Filter the lines below, keeping each one that holds "item".
>>>
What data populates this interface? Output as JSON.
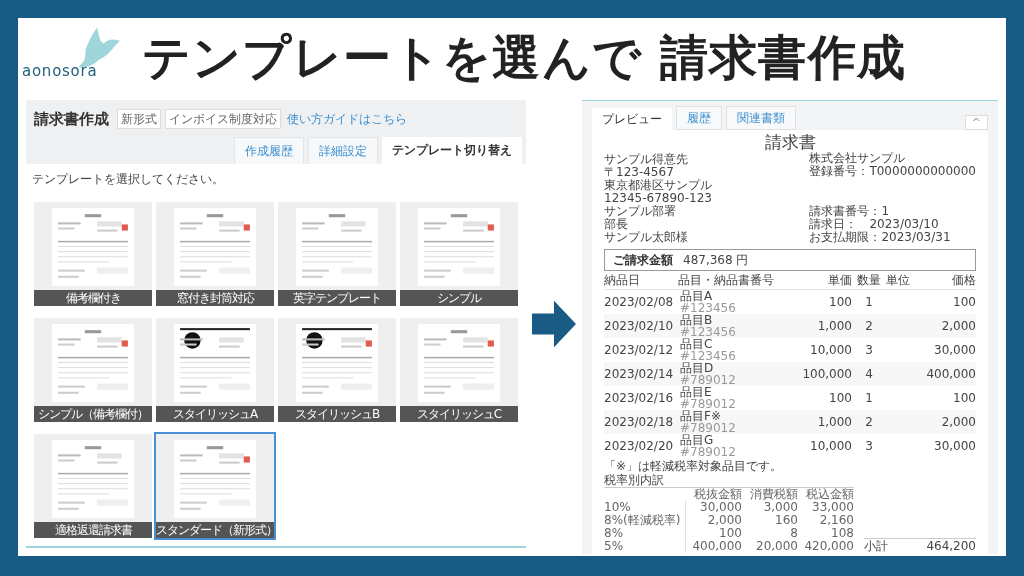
{
  "header": {
    "logo": "aonosora",
    "title": "テンプレートを選んで 請求書作成"
  },
  "editor": {
    "title": "請求書作成",
    "badges": [
      "新形式",
      "インボイス制度対応"
    ],
    "guide_link": "使い方ガイドはこちら",
    "tabs": [
      {
        "label": "作成履歴",
        "selected": false
      },
      {
        "label": "詳細設定",
        "selected": false
      },
      {
        "label": "テンプレート切り替え",
        "selected": true
      }
    ],
    "instruction": "テンプレートを選択してください。",
    "templates": [
      {
        "label": "備考欄付き",
        "selected": false
      },
      {
        "label": "窓付き封筒対応",
        "selected": false
      },
      {
        "label": "英字テンプレート",
        "selected": false
      },
      {
        "label": "シンプル",
        "selected": false
      },
      {
        "label": "シンプル（備考欄付）",
        "selected": false
      },
      {
        "label": "スタイリッシュA",
        "selected": false
      },
      {
        "label": "スタイリッシュB",
        "selected": false
      },
      {
        "label": "スタイリッシュC",
        "selected": false
      },
      {
        "label": "適格返還請求書",
        "selected": false
      },
      {
        "label": "スタンダード（新形式）",
        "selected": true
      }
    ]
  },
  "preview": {
    "tabs": [
      {
        "label": "プレビュー",
        "selected": true
      },
      {
        "label": "履歴",
        "selected": false
      },
      {
        "label": "関連書類",
        "selected": false
      }
    ],
    "collapse": "^",
    "document": {
      "title": "請求書",
      "client_name": "サンプル得意先",
      "client_lines": [
        "〒123-4567",
        "東京都港区サンプル",
        "12345-67890-123",
        "サンプル部署",
        "部長",
        "サンプル太郎様"
      ],
      "issuer_lines": [
        "株式会社サンプル",
        "登録番号：T0000000000000"
      ],
      "meta_lines": [
        "請求書番号：1",
        "請求日：　2023/03/10",
        "お支払期限：2023/03/31"
      ],
      "amount_label": "ご請求金額",
      "amount": "487,368 円",
      "columns": [
        "納品日",
        "品目・納品書番号",
        "単価",
        "数量",
        "単位",
        "価格"
      ],
      "rows": [
        {
          "date": "2023/02/08",
          "item": "品目A",
          "number": "#123456",
          "unit_price": "100",
          "quantity": "1",
          "price": "100"
        },
        {
          "date": "2023/02/10",
          "item": "品目B",
          "number": "#123456",
          "unit_price": "1,000",
          "quantity": "2",
          "price": "2,000"
        },
        {
          "date": "2023/02/12",
          "item": "品目C",
          "number": "#123456",
          "unit_price": "10,000",
          "quantity": "3",
          "price": "30,000"
        },
        {
          "date": "2023/02/14",
          "item": "品目D",
          "number": "#789012",
          "unit_price": "100,000",
          "quantity": "4",
          "price": "400,000"
        },
        {
          "date": "2023/02/16",
          "item": "品目E",
          "number": "#789012",
          "unit_price": "100",
          "quantity": "1",
          "price": "100"
        },
        {
          "date": "2023/02/18",
          "item": "品目F※",
          "number": "#789012",
          "unit_price": "1,000",
          "quantity": "2",
          "price": "2,000"
        },
        {
          "date": "2023/02/20",
          "item": "品目G",
          "number": "#789012",
          "unit_price": "10,000",
          "quantity": "3",
          "price": "30,000"
        }
      ],
      "note": "「※」は軽減税率対象品目です。",
      "tax_title": "税率別内訳",
      "tax_columns": [
        "税抜金額",
        "消費税額",
        "税込金額"
      ],
      "tax_rows": [
        [
          "10%",
          "30,000",
          "3,000",
          "33,000"
        ],
        [
          "8%(軽減税率)",
          "2,000",
          "160",
          "2,160"
        ],
        [
          "8%",
          "100",
          "8",
          "108"
        ],
        [
          "5%",
          "400,000",
          "20,000",
          "420,000"
        ]
      ],
      "subtotal_label": "小計",
      "subtotal": "464,200"
    }
  }
}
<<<
== Finished exercise ==
          "item": "品目A",
          "item": "品目B",
          "item": "品目C",
          "item": "品目D",
          "item": "品目E",
          "item": "品目F※",
          "item": "品目G",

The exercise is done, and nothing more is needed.